July 2018
Volume 59, Issue 9
Open Access
ARVO Annual Meeting Abstract  |   July 2018
Spatiotemporal coordination of excitation and inhibition mediated by starburst amacrine cells
Author Affiliations & Notes
  • Benjamin Murphy-Baum
    Biology, University of Victoria, Victoria, British Columbia, Canada
  • Geoff deRosenroll
    Biology, University of Victoria, Victoria, British Columbia, Canada
  • Varsha Jain
    Biology, University of Victoria, Victoria, British Columbia, Canada
  • Alex Hoggarth
    Biology, University of Victoria, Victoria, British Columbia, Canada
  • Gautam Awatramani
    Biology, University of Victoria, Victoria, British Columbia, Canada
  • Footnotes
    Commercial Relationships   Benjamin Murphy-Baum, None; Geoff deRosenroll, None; Varsha Jain, None; Alex Hoggarth, None; Gautam Awatramani, None
  • Footnotes
    Support  None
Investigative Ophthalmology & Visual Science July 2018, Vol.59, 1868. doi:
  • Views
  • Share
  • Tools
    • Alerts
      ×
      This feature is available to authenticated users only.
      Sign In or Create an Account ×
    • Get Citation

      Benjamin Murphy-Baum, Geoff deRosenroll, Varsha Jain, Alex Hoggarth, Gautam Awatramani; Spatiotemporal coordination of excitation and inhibition mediated by starburst amacrine cells. Invest. Ophthalmol. Vis. Sci. 2018;59(9):1868.

      Download citation file:


      © ARVO (1962-2015); The Authors (2016-present)

      ×
  • Supplements
Abstract

Purpose : Neural circuits often rely on the integration of well-coordinated excitation and inhibition (E/I) for their computations. Two problems in maintaining balanced E/I are coordination in time—since mistimed conductances are unlikely to interact—and coordination in space—since precisely timed conductances won’t interact if they aren’t spatially coincident. Under weak stimulus conditions, during which network variability is high, coordinating E/I becomes a challenge and limits the computational capacity of neural circuits. Recently, we demonstrated that low contrast responses in direction selective ganglion cells (DSGCs) are largely shaped by ACh and GABA released from starburst amacrine cells. Here, we examine how starburst ACh/GABA is coordinated in space and time.
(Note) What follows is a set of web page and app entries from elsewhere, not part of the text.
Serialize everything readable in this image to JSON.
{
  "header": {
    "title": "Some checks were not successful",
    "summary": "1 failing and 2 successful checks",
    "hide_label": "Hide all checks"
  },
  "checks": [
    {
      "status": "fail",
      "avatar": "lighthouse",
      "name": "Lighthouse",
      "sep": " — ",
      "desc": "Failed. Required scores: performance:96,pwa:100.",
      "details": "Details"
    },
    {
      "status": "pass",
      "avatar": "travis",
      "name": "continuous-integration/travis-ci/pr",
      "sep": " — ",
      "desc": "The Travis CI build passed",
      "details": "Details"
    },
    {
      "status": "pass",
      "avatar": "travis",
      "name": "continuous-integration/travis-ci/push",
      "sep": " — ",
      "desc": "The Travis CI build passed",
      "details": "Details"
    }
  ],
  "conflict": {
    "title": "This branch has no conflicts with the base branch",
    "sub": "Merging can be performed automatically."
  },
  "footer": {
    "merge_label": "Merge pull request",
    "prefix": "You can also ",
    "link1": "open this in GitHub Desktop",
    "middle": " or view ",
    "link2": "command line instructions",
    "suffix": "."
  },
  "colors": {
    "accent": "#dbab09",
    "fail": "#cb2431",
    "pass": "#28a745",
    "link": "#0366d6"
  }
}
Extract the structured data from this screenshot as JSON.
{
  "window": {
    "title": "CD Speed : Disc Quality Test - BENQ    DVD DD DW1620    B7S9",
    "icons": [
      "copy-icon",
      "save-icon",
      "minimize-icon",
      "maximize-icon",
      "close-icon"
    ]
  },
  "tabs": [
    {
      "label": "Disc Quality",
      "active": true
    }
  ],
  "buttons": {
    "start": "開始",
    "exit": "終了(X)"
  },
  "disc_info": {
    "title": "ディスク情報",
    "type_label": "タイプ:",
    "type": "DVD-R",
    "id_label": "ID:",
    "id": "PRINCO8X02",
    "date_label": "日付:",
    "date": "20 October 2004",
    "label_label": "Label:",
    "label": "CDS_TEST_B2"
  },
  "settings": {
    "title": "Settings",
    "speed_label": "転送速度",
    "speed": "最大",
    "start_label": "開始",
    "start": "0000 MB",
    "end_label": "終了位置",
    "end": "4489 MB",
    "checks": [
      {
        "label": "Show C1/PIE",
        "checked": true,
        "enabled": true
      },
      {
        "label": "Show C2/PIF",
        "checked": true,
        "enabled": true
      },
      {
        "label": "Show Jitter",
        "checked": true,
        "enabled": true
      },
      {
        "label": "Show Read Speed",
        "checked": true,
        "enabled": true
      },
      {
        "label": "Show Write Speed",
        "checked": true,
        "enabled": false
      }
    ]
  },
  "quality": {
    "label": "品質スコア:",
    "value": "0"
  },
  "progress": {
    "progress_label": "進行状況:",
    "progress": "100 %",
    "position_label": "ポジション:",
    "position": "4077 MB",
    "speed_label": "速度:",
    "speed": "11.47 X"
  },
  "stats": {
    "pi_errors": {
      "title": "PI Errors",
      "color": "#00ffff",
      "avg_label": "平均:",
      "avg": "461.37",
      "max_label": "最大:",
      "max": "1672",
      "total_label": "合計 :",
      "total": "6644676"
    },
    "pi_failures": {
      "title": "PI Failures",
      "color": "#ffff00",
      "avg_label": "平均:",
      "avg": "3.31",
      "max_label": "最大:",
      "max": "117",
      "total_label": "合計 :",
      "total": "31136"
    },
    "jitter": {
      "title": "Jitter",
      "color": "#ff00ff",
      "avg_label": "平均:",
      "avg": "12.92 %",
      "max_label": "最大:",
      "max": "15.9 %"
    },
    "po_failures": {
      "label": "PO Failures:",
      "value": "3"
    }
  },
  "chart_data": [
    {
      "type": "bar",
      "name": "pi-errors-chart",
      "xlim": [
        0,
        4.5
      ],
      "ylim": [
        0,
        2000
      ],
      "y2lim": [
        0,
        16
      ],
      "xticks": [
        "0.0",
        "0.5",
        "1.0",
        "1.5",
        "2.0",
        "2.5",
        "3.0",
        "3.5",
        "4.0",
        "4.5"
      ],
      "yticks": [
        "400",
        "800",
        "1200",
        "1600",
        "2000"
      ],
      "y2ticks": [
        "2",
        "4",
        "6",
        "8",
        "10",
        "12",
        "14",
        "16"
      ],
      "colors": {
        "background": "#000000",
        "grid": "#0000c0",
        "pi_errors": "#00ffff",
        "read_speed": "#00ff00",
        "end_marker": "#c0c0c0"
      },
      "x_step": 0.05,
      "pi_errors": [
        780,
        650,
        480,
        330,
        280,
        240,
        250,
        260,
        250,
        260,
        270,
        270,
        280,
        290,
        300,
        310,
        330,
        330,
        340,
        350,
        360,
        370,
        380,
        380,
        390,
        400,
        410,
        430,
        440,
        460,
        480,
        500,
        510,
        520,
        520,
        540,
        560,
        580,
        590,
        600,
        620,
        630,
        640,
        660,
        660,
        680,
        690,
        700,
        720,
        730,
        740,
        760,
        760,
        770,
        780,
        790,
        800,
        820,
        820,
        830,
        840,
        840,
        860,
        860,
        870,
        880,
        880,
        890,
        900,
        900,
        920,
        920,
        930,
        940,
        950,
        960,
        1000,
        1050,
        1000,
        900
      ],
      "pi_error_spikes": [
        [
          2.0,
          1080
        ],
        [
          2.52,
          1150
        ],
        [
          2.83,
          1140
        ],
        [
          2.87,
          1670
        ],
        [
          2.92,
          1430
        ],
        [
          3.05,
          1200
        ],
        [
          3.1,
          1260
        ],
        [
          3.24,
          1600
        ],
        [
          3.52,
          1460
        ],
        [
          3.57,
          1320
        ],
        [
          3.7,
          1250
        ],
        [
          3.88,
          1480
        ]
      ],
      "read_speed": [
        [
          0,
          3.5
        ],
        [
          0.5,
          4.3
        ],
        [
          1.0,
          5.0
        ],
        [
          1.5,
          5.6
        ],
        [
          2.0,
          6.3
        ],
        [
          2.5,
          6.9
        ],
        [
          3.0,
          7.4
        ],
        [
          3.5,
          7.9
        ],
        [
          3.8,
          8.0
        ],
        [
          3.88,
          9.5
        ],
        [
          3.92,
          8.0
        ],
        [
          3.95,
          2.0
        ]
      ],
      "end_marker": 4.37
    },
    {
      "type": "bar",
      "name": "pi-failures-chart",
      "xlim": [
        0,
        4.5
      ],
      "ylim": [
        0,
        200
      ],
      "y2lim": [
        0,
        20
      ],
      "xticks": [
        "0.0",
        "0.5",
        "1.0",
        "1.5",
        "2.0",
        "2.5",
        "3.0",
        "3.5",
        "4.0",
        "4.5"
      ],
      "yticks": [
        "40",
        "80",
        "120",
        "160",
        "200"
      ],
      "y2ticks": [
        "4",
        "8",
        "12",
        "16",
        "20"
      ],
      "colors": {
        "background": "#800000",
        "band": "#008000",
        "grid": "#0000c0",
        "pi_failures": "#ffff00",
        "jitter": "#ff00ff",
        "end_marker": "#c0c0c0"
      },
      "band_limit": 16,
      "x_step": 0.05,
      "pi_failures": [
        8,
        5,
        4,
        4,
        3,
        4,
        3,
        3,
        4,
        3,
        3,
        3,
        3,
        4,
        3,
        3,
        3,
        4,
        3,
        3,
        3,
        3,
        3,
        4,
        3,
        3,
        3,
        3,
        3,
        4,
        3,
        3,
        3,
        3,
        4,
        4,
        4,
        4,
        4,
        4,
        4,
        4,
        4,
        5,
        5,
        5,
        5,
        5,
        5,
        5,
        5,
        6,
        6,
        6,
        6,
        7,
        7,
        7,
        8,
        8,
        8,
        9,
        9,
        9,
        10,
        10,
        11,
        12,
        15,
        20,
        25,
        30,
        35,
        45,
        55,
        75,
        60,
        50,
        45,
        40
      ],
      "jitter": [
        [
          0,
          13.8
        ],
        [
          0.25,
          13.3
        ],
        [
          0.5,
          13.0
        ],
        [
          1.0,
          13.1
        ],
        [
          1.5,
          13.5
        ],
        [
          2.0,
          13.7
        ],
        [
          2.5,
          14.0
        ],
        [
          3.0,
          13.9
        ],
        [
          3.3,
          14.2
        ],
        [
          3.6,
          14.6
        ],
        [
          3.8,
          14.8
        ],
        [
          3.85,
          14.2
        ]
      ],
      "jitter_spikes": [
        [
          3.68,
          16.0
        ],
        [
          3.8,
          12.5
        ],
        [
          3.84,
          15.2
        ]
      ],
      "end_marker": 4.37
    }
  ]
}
Methods : DSGCs were targeted for patch clamp recordings in mice (≥ P30). Temporal coordination of E/I was measured by oscillating the DSGC membrane potential between the cation and chloride reversal potentials at 100 Hz, so as to near-simultaneously measure E/I. In similar experiments, E/I to DSGCs were optogenetically evoked in mice where the presynaptic starburst amacrine cells express ChR2. Spatial coordination of E/I was estimated using 2-photon Ca2+ imaging of DSGC dendrites. Responses were evoked using low contrast moving visual stimuli.

Results : Low contrast visual stimuli evoked spikes with highly variable onset times compared to high contrast stimuli (σ = 103 ± 16 ms at low contrast; σ = 26 ± 7 ms at high contrast; P = 0.005, N = 6). Despite higher spike time variability, directional tuning was maintained. Moreover, the onset of excitation and inhibition tightly co-fluctuated, and their noise residuals were highly correlated (correlation coefficient = -0.47 ± 0.09, N = 7) on a fine timescale (width of Gaussian fit to cross-correlograms = 29 ± 4 ms). ChR2-evoked EPSCs and IPSCs also had correlated noise residuals with similar temporal structure. In addition, we found Ca2+ signals in individual DSGC dendrites were directionally tuned. Ca2+ signals in neighboring dendrites, although sharply tuned, showed distinct fluctuations in directional tuning.

Conclusions : The starburst network is capable of generating mixed excitation and inhibition with a high degree of spatial and temporal correlations across the dendritic arbors of DSGCs, allowing the DS circuit to circumvent the limits on its computation imposed by network variability.

This is an abstract that was submitted for the 2018 ARVO Annual Meeting, held in Honolulu, Hawaii, April 29 - May 3, 2018.

×
×

This PDF is available to Subscribers Only

Sign in or purchase a subscription to access this content. ×

You must be signed into an individual account to use this feature.

×